But when Stoeckel observed Gregorius as a teenager in Curacao, Stoeckel was sure of this much: If Gregorius became a baseball sensation -- and he has, for the record -- he would know how to handle the attention.
"He's the same guy he was in 2007," Stoeckel told MLB.com over the weekend in a telephone interview. "Whoever did the research for the Yankees on how to replace Derek Jeter, they couldn't have picked a better guy.
"I knew if he got a shot to play every day [in the Majors], he'd do OK, because he could handle failure. He'd go 0-for-4 and come in smiling the next day. He has a short memory, and he lives to play baseball."
Stoeckel worked as a baseball coach and executive for nearly four decades before retiring as the Reds' global scouting director after last season. His connection to the Gregorius family predates Didi by one generation.
By managing the Dutch national team in the early 1980s, Stoeckel became familiar with Johannes Gregorius, a Curacao native who pitched for the Amsterdam Pirates of the Netherlands' top league. Johannes went by a unique nickname: Didi.
Two decades later, Stoeckel traveled back to the Netherlands to evaluate players at The Kingdom Games -- an 18-and-under tournament featuring teams from Holland, Curacao and Aruba -- in his role with Cincinnati. He saw the Gregorius name on Curacao's roster.
"Is he any relation to Didi?" Stoeckel asked one of the Dutch officials.
"That's his son," came the reply.
Intrigued, Stoeckel observed Gregorius closely during the tournament and called Reds executive Terry Reynolds to arrange a private workout back in Curacao. At that session, Stoeckel remembered, "Didi put on a show. He played shortstop. He had a rangy body and a really good arm. He could put the ball in play left-handed, but he wasn't that great of a runner. He was 17, a year past signing age. I was curious why he didn't sign earlier."
After meeting with the Gregorius family, Stoeckel learned the reason: Didi's parents had wanted him to remain in school in Curacao. Didi's mother, Sheritsa, had played softball for the Dutch national team. In the end, Stoeckel's familiarity with Didi's father was a key factor in the Gregorius family becoming comfortable with the notion of their teenaged son turning pro.

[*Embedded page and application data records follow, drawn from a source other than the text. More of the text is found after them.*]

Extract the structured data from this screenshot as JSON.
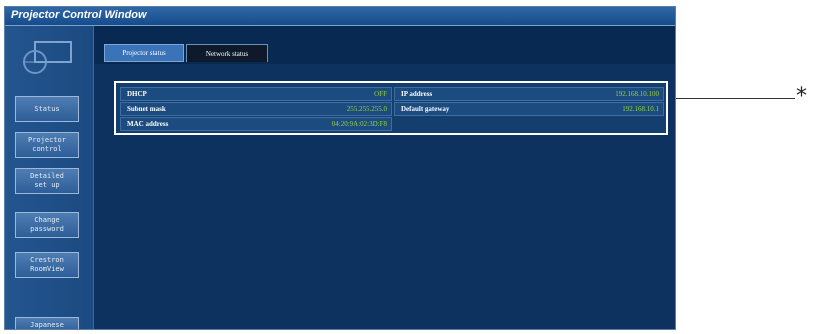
{
  "window": {
    "title": "Projector Control Window"
  },
  "sidebar": {
    "items": [
      {
        "label": "Status"
      },
      {
        "label": "Projector\ncontrol"
      },
      {
        "label": "Detailed\nset up"
      },
      {
        "label": "Change\npassword"
      },
      {
        "label": "Crestron\nRoomView"
      },
      {
        "label": "Japanese"
      }
    ]
  },
  "tabs": {
    "projector_status": "Projector status",
    "network_status": "Network status"
  },
  "network": {
    "dhcp": {
      "label": "DHCP",
      "value": "OFF"
    },
    "ip_address": {
      "label": "IP address",
      "value": "192.168.10.100"
    },
    "subnet_mask": {
      "label": "Subnet mask",
      "value": "255.255.255.0"
    },
    "default_gateway": {
      "label": "Default gateway",
      "value": "192.168.10.1"
    },
    "mac_address": {
      "label": "MAC address",
      "value": "04:20:9A:02:3D:F8"
    }
  },
  "callout": {
    "symbol": "*"
  },
  "colors": {
    "background": "#0d325f",
    "value_text": "#9ad33a",
    "highlight_border": "#ffffff"
  }
}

"They told us, 'We know you, and we know the Reds, and if you bring him to instructional league in Sarasota this year, then you have a deal,'" Stoeckel recalled. Reynolds agreed. Gregorius signed for a $50,000 bonus.
"As soon as he got to Sarasota, everybody saw what we saw," Stoeckel said. "He was intense. He was committed. He comes from a great family. He has a great background. Nothing fazes him. He grew up with the core of those World Baseball Classic teams: Andrelton Simmons, Jonathan Schoop, Xander Bogaerts. They'd all played together before."
Based on Gregorius' lineage, it's somewhat surprising that he's gone on to find stardom as a position player, rather than on the mound. In addition to his father's pitching career, Didi's grandfather, Juan, stood "about 6-foot-7 and could hold nine baseballs in his hand," according to Stoeckel. In fact, Didi also threw off the mound during his seminal workout with Cincinnati, with his fastball ranging from 90-92 mph.
There was a Yankees connection in Gregorius' first contract with the Reds, even if it wasn't apparent at the time: Jeff Taylor, Cincinnati's scout involved in recommending the team sign Gregorius, also had signed Robert Eenhoorn while working for the Yanks in the 1990s.
Eenhoorn, a native of Rotterdam, Netherlands, was a reserve infielder for the Yankees just as Jeter ascended to the Majors. Two decades later, Gregorius was acquired as Jeter's successor.
So two Dutch infielders bookended Jeter's legendary career in New York, and the late Taylor was involved in signing both of them.
"Of all the guys they could've picked to replace Jeter, Didi was the perfect choice," Stoeckel said. "This is like replacing John Wooden. If I was going to pick anyone to walk into that situation, Didi would be the guy.
"If you look at history, he's had success everywhere he's been. He just keeps getting better. A lot of guys in pro sports are happy to get there. They don't think they have to work to get better. But you can do something to get better every day, and Didi knows that. That's the kind of guy you love on your team."